kuda_small.jpg Quite a while before I married my now wife, Candika, I can recall seeing a Kuda Lumping show in Yogyakarta. Actually, it took me quite by surprise as I walked along Jalan Malioboro from her family house.

It was around 11pm and the streets were very busy for a weeknight when I noticed a rather large crowd had gathered. I sat on the pavement with the locals, respectfully taking fotos, and watched the hypnotic movements of the players in the troupe.

Naturally, I put a few thousand into the rusty old tin being carried around by an old woman who was obviously the matriarch of the group!.

Kuda Lumping has many props and one of them being a flat hobby horse generally made of painted bamboo. The whole folk-play trance is a sight to be seen and well worth it if you get a chance on your travels in Java. R. Berto Wedhatama wrote a small article about it:

Sideshow antics rarely fail to amuse. The Sari Budaya family troupe from East Java astonishes audiences daily with a wide variety of tricks and illusions — some of which defy explanation — including kuda lumping (horse made of plait-work with which men dance themselves into a trance) and fire-eating.

Among other wonders the group works are eating glass and having knives thrown at them — without so much as spilling so a drop of blood.

Noted for their sheer bizarreness, kuda lumping shows often feature a bound child being whipped by a man.

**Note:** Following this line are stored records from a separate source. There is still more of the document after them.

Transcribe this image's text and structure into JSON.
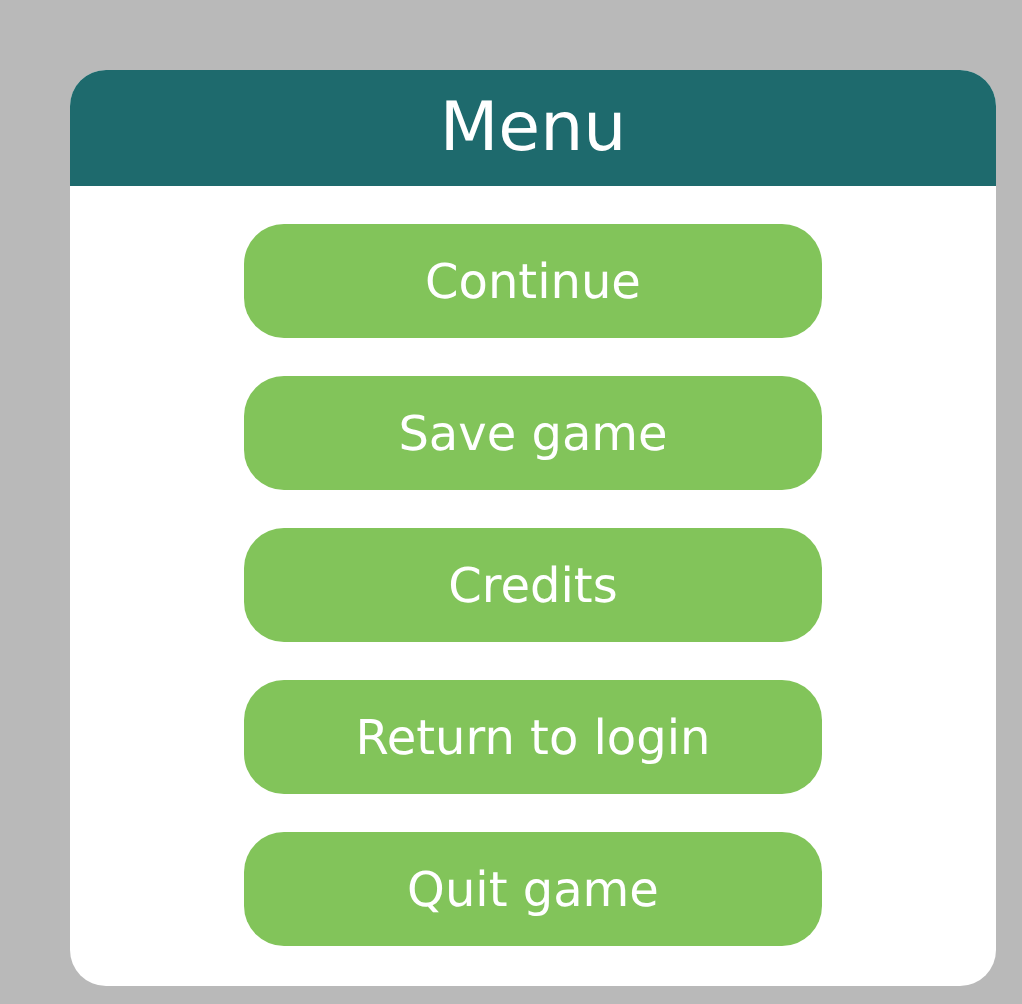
{
  "menu": {
    "title": "Menu",
    "buttons": [
      {
        "label": "Continue"
      },
      {
        "label": "Save game"
      },
      {
        "label": "Credits"
      },
      {
        "label": "Return to login"
      },
      {
        "label": "Quit game"
      }
    ]
  }
}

Yet, when the ropes are untied, the child demonstrates she is completely unharmed.


The members of the Sari Budaya troupe, including 6-year-old Titi, know how to attract a crowd with their pain-free acts, which have an air of American sideshow steeped in Javanese mysticism about them.

But Titi and her fellow performers struggle to stay true to their profession as commercial venues have lost interest in human oddities.

There is no charge for watching the show, except the coins voluntarily deposited in the container they pass around when it’s all over.

Photo and text by R. Berto Wedhatama